▶ What to produce: Keep the lines exact and the pictures out as you repeat the following listing.

▶ Data to examine:
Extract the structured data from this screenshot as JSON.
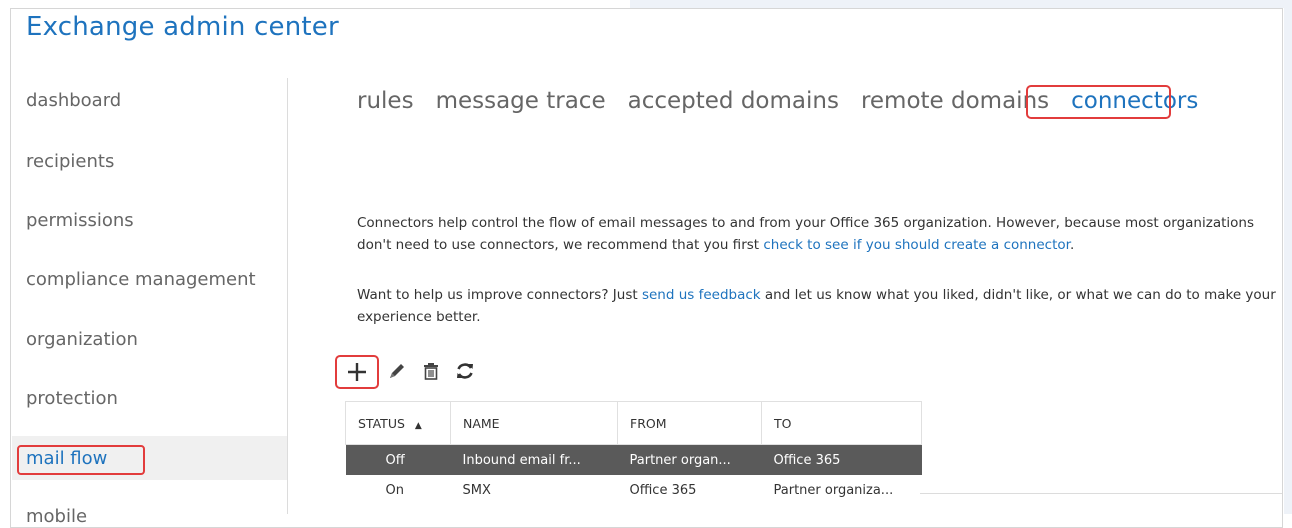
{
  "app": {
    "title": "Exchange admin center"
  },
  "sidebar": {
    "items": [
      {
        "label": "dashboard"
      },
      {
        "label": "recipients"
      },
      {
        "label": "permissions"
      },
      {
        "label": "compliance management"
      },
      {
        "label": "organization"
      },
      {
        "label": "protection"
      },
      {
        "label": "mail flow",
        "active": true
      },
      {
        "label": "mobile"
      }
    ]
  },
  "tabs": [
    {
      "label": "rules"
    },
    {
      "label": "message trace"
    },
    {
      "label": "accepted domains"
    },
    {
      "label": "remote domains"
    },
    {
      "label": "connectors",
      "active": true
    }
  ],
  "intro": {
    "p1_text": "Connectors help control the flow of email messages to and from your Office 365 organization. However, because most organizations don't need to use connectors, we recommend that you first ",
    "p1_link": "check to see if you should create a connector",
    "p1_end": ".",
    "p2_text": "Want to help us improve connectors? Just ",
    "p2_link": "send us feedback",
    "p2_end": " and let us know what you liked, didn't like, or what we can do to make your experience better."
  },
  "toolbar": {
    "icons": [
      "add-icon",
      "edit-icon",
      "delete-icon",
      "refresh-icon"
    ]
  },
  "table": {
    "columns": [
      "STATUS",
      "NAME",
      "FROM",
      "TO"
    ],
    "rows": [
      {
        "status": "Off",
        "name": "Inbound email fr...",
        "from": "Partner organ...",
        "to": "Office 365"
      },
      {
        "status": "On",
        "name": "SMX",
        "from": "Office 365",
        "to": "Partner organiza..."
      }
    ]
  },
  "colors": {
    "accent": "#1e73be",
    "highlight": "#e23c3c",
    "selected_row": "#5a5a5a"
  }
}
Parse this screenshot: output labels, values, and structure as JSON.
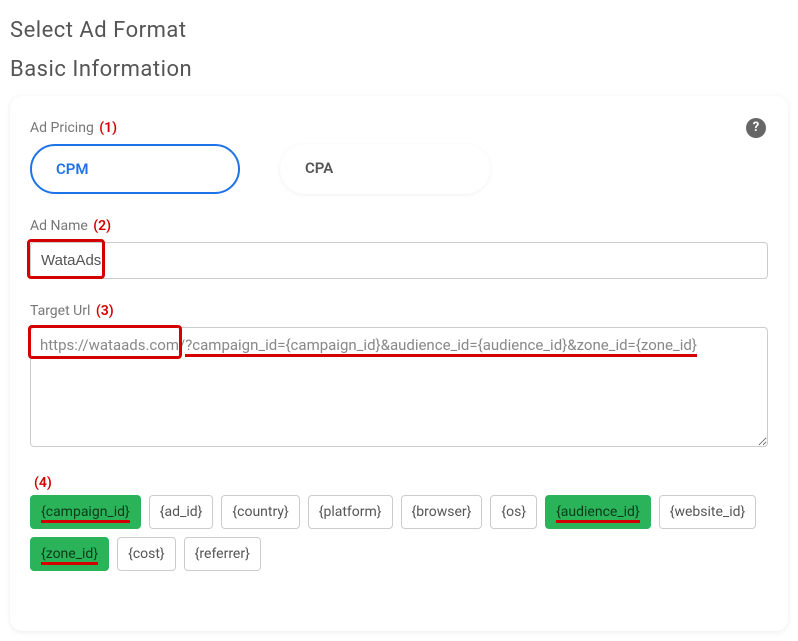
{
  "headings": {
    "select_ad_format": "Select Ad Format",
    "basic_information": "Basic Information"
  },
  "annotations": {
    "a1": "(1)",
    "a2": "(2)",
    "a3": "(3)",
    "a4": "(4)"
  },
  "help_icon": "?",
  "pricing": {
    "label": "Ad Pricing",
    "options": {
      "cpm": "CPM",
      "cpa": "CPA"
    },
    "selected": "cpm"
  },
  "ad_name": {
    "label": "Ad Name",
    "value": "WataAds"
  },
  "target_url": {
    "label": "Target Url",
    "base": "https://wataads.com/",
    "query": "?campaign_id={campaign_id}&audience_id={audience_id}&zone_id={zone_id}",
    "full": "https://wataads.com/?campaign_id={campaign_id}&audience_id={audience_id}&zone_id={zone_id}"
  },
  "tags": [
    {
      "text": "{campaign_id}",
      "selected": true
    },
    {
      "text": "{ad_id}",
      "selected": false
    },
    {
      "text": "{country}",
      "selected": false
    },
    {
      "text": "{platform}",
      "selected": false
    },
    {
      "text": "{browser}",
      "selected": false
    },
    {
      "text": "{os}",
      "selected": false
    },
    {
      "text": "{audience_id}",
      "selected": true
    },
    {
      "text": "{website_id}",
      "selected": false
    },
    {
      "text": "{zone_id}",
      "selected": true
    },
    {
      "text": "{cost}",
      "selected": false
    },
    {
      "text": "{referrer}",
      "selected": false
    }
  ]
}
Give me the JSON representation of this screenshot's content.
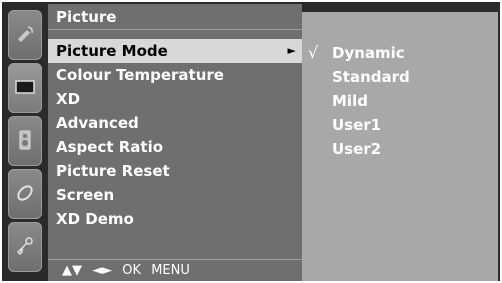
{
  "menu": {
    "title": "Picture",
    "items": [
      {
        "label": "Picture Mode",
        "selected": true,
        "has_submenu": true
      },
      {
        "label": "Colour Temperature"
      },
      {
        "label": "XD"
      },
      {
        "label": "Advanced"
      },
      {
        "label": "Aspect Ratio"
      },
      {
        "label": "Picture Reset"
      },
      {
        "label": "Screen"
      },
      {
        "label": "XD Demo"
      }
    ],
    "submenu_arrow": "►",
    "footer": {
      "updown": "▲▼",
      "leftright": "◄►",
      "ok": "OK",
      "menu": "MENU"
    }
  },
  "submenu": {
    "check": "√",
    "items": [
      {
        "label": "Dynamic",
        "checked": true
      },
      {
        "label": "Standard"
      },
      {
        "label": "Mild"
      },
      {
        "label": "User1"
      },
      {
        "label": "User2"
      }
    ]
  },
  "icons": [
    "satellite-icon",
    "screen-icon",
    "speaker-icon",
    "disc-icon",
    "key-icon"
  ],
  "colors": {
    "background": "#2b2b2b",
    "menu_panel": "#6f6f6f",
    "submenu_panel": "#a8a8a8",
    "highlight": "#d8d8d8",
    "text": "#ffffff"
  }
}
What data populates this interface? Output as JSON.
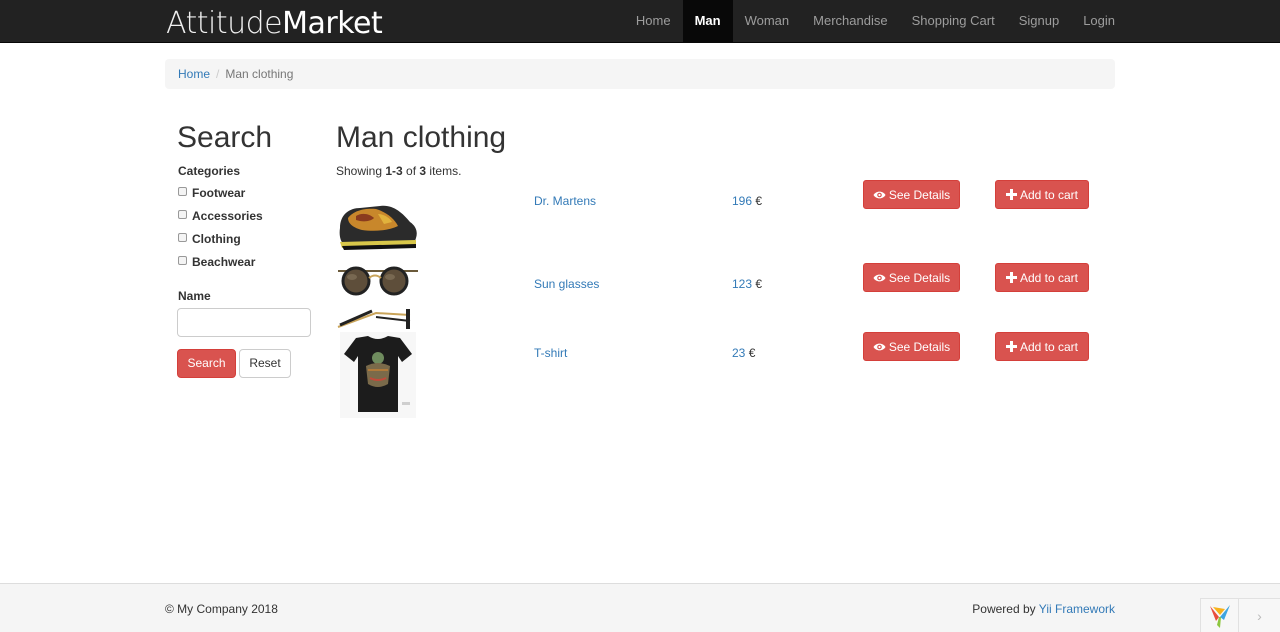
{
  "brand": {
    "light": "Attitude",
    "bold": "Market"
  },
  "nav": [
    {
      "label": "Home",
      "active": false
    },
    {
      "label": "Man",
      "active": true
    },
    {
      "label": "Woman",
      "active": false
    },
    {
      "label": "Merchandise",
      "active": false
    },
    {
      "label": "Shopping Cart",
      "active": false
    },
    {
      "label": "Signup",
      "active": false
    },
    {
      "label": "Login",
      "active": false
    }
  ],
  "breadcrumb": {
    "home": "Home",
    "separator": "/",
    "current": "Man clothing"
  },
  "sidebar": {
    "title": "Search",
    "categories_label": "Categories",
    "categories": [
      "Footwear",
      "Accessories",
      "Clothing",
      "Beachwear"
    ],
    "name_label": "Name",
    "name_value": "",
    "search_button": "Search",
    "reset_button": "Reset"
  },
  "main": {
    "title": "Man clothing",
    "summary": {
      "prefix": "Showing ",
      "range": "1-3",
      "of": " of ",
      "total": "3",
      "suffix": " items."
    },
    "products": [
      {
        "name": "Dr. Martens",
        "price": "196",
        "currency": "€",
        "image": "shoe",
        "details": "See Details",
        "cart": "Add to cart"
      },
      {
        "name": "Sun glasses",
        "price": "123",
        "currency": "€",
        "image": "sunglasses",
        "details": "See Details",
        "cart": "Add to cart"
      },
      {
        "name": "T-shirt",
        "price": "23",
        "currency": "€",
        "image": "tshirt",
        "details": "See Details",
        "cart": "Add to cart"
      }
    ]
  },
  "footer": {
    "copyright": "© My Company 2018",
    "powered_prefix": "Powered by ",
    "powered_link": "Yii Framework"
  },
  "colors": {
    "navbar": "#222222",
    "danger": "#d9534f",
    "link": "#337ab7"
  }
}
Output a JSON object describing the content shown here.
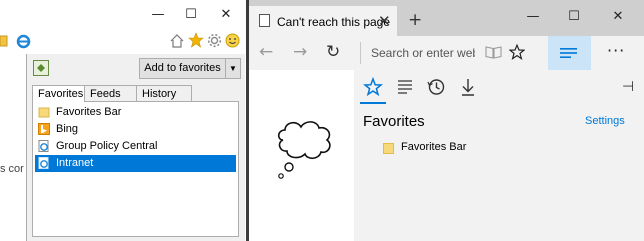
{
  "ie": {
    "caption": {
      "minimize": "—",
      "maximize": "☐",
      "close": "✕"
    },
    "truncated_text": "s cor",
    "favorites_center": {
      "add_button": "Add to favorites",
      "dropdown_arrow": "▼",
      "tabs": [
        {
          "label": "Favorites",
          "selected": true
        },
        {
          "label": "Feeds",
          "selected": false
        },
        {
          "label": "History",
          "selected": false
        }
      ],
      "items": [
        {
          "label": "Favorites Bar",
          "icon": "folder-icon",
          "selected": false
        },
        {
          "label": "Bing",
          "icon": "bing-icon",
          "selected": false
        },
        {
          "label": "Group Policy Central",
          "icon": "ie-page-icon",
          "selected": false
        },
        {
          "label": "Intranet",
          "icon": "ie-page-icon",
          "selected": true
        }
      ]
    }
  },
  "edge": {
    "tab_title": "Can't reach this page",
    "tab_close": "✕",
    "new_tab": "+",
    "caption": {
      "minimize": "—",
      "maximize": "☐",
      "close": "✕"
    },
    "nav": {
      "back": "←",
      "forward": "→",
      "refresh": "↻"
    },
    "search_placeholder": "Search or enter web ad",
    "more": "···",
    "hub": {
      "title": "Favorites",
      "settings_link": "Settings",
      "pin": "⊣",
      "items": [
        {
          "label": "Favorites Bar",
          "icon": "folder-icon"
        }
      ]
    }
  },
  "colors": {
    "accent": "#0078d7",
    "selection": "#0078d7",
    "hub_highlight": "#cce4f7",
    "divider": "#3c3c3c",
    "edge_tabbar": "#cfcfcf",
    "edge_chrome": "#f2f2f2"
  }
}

▶ Answer to this exercise:
Extract the structured data from this screenshot as JSON.
{
  "app": {
    "title": "Exchange admin center"
  },
  "sidebar": {
    "items": [
      {
        "label": "dashboard"
      },
      {
        "label": "recipients"
      },
      {
        "label": "permissions"
      },
      {
        "label": "compliance management"
      },
      {
        "label": "organization"
      },
      {
        "label": "protection"
      },
      {
        "label": "mail flow",
        "active": true
      },
      {
        "label": "mobile"
      }
    ]
  },
  "tabs": [
    {
      "label": "rules"
    },
    {
      "label": "message trace"
    },
    {
      "label": "accepted domains"
    },
    {
      "label": "remote domains"
    },
    {
      "label": "connectors",
      "active": true
    }
  ],
  "intro": {
    "p1_text": "Connectors help control the flow of email messages to and from your Office 365 organization. However, because most organizations don't need to use connectors, we recommend that you first ",
    "p1_link": "check to see if you should create a connector",
    "p1_end": ".",
    "p2_text": "Want to help us improve connectors? Just ",
    "p2_link": "send us feedback",
    "p2_end": " and let us know what you liked, didn't like, or what we can do to make your experience better."
  },
  "toolbar": {
    "icons": [
      "add-icon",
      "edit-icon",
      "delete-icon",
      "refresh-icon"
    ]
  },
  "table": {
    "columns": [
      "STATUS",
      "NAME",
      "FROM",
      "TO"
    ],
    "rows": [
      {
        "status": "Off",
        "name": "Inbound email fr...",
        "from": "Partner organ...",
        "to": "Office 365"
      },
      {
        "status": "On",
        "name": "SMX",
        "from": "Office 365",
        "to": "Partner organiza..."
      }
    ]
  },
  "colors": {
    "accent": "#1e73be",
    "highlight": "#e23c3c",
    "selected_row": "#5a5a5a"
  }
}
Parse this screenshot: output labels, values, and structure as JSON.
{
  "headings": {
    "select_ad_format": "Select Ad Format",
    "basic_information": "Basic Information"
  },
  "annotations": {
    "a1": "(1)",
    "a2": "(2)",
    "a3": "(3)",
    "a4": "(4)"
  },
  "help_icon": "?",
  "pricing": {
    "label": "Ad Pricing",
    "options": {
      "cpm": "CPM",
      "cpa": "CPA"
    },
    "selected": "cpm"
  },
  "ad_name": {
    "label": "Ad Name",
    "value": "WataAds"
  },
  "target_url": {
    "label": "Target Url",
    "base": "https://wataads.com/",
    "query": "?campaign_id={campaign_id}&audience_id={audience_id}&zone_id={zone_id}",
    "full": "https://wataads.com/?campaign_id={campaign_id}&audience_id={audience_id}&zone_id={zone_id}"
  },
  "tags": [
    {
      "text": "{campaign_id}",
      "selected": true
    },
    {
      "text": "{ad_id}",
      "selected": false
    },
    {
      "text": "{country}",
      "selected": false
    },
    {
      "text": "{platform}",
      "selected": false
    },
    {
      "text": "{browser}",
      "selected": false
    },
    {
      "text": "{os}",
      "selected": false
    },
    {
      "text": "{audience_id}",
      "selected": true
    },
    {
      "text": "{website_id}",
      "selected": false
    },
    {
      "text": "{zone_id}",
      "selected": true
    },
    {
      "text": "{cost}",
      "selected": false
    },
    {
      "text": "{referrer}",
      "selected": false
    }
  ]
}
Give me the JSON representation of this screenshot's content.
{
  "menu": {
    "title": "Picture",
    "items": [
      {
        "label": "Picture Mode",
        "selected": true,
        "has_submenu": true
      },
      {
        "label": "Colour Temperature"
      },
      {
        "label": "XD"
      },
      {
        "label": "Advanced"
      },
      {
        "label": "Aspect Ratio"
      },
      {
        "label": "Picture Reset"
      },
      {
        "label": "Screen"
      },
      {
        "label": "XD Demo"
      }
    ],
    "submenu_arrow": "►",
    "footer": {
      "updown": "▲▼",
      "leftright": "◄►",
      "ok": "OK",
      "menu": "MENU"
    }
  },
  "submenu": {
    "check": "√",
    "items": [
      {
        "label": "Dynamic",
        "checked": true
      },
      {
        "label": "Standard"
      },
      {
        "label": "Mild"
      },
      {
        "label": "User1"
      },
      {
        "label": "User2"
      }
    ]
  },
  "icons": [
    "satellite-icon",
    "screen-icon",
    "speaker-icon",
    "disc-icon",
    "key-icon"
  ],
  "colors": {
    "background": "#2b2b2b",
    "menu_panel": "#6f6f6f",
    "submenu_panel": "#a8a8a8",
    "highlight": "#d8d8d8",
    "text": "#ffffff"
  }
}
What data populates this interface? Output as JSON.
{
  "brand": {
    "light": "Attitude",
    "bold": "Market"
  },
  "nav": [
    {
      "label": "Home",
      "active": false
    },
    {
      "label": "Man",
      "active": true
    },
    {
      "label": "Woman",
      "active": false
    },
    {
      "label": "Merchandise",
      "active": false
    },
    {
      "label": "Shopping Cart",
      "active": false
    },
    {
      "label": "Signup",
      "active": false
    },
    {
      "label": "Login",
      "active": false
    }
  ],
  "breadcrumb": {
    "home": "Home",
    "separator": "/",
    "current": "Man clothing"
  },
  "sidebar": {
    "title": "Search",
    "categories_label": "Categories",
    "categories": [
      "Footwear",
      "Accessories",
      "Clothing",
      "Beachwear"
    ],
    "name_label": "Name",
    "name_value": "",
    "search_button": "Search",
    "reset_button": "Reset"
  },
  "main": {
    "title": "Man clothing",
    "summary": {
      "prefix": "Showing ",
      "range": "1-3",
      "of": " of ",
      "total": "3",
      "suffix": " items."
    },
    "products": [
      {
        "name": "Dr. Martens",
        "price": "196",
        "currency": "€",
        "image": "shoe",
        "details": "See Details",
        "cart": "Add to cart"
      },
      {
        "name": "Sun glasses",
        "price": "123",
        "currency": "€",
        "image": "sunglasses",
        "details": "See Details",
        "cart": "Add to cart"
      },
      {
        "name": "T-shirt",
        "price": "23",
        "currency": "€",
        "image": "tshirt",
        "details": "See Details",
        "cart": "Add to cart"
      }
    ]
  },
  "footer": {
    "copyright": "© My Company 2018",
    "powered_prefix": "Powered by ",
    "powered_link": "Yii Framework"
  },
  "colors": {
    "navbar": "#222222",
    "danger": "#d9534f",
    "link": "#337ab7"
  }
}
Output a JSON object describing the content shown here.
{
  "ie": {
    "caption": {
      "minimize": "—",
      "maximize": "☐",
      "close": "✕"
    },
    "truncated_text": "s cor",
    "favorites_center": {
      "add_button": "Add to favorites",
      "dropdown_arrow": "▼",
      "tabs": [
        {
          "label": "Favorites",
          "selected": true
        },
        {
          "label": "Feeds",
          "selected": false
        },
        {
          "label": "History",
          "selected": false
        }
      ],
      "items": [
        {
          "label": "Favorites Bar",
          "icon": "folder-icon",
          "selected": false
        },
        {
          "label": "Bing",
          "icon": "bing-icon",
          "selected": false
        },
        {
          "label": "Group Policy Central",
          "icon": "ie-page-icon",
          "selected": false
        },
        {
          "label": "Intranet",
          "icon": "ie-page-icon",
          "selected": true
        }
      ]
    }
  },
  "edge": {
    "tab_title": "Can't reach this page",
    "tab_close": "✕",
    "new_tab": "+",
    "caption": {
      "minimize": "—",
      "maximize": "☐",
      "close": "✕"
    },
    "nav": {
      "back": "←",
      "forward": "→",
      "refresh": "↻"
    },
    "search_placeholder": "Search or enter web ad",
    "more": "···",
    "hub": {
      "title": "Favorites",
      "settings_link": "Settings",
      "pin": "⊣",
      "items": [
        {
          "label": "Favorites Bar",
          "icon": "folder-icon"
        }
      ]
    }
  },
  "colors": {
    "accent": "#0078d7",
    "selection": "#0078d7",
    "hub_highlight": "#cce4f7",
    "divider": "#3c3c3c",
    "edge_tabbar": "#cfcfcf",
    "edge_chrome": "#f2f2f2"
  }
}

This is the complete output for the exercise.